[Data about app and page elements]
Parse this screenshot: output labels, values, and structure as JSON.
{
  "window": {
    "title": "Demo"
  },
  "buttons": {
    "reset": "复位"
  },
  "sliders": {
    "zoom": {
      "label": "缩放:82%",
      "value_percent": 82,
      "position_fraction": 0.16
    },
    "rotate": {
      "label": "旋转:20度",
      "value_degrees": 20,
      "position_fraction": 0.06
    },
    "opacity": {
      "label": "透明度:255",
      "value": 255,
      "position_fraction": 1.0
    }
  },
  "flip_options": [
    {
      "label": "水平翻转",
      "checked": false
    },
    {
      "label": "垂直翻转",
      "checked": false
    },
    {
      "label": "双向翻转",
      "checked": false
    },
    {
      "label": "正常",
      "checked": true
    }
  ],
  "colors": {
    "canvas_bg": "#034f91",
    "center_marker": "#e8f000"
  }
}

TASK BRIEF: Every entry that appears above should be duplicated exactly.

EXERCISE SOLUTION:
Parse this screenshot: output labels, values, and structure as JSON.
{
  "window": {
    "title": "Demo"
  },
  "buttons": {
    "reset": "复位"
  },
  "sliders": {
    "zoom": {
      "label": "缩放:82%",
      "value_percent": 82,
      "position_fraction": 0.16
    },
    "rotate": {
      "label": "旋转:20度",
      "value_degrees": 20,
      "position_fraction": 0.06
    },
    "opacity": {
      "label": "透明度:255",
      "value": 255,
      "position_fraction": 1.0
    }
  },
  "flip_options": [
    {
      "label": "水平翻转",
      "checked": false
    },
    {
      "label": "垂直翻转",
      "checked": false
    },
    {
      "label": "双向翻转",
      "checked": false
    },
    {
      "label": "正常",
      "checked": true
    }
  ],
  "colors": {
    "canvas_bg": "#034f91",
    "center_marker": "#e8f000"
  }
}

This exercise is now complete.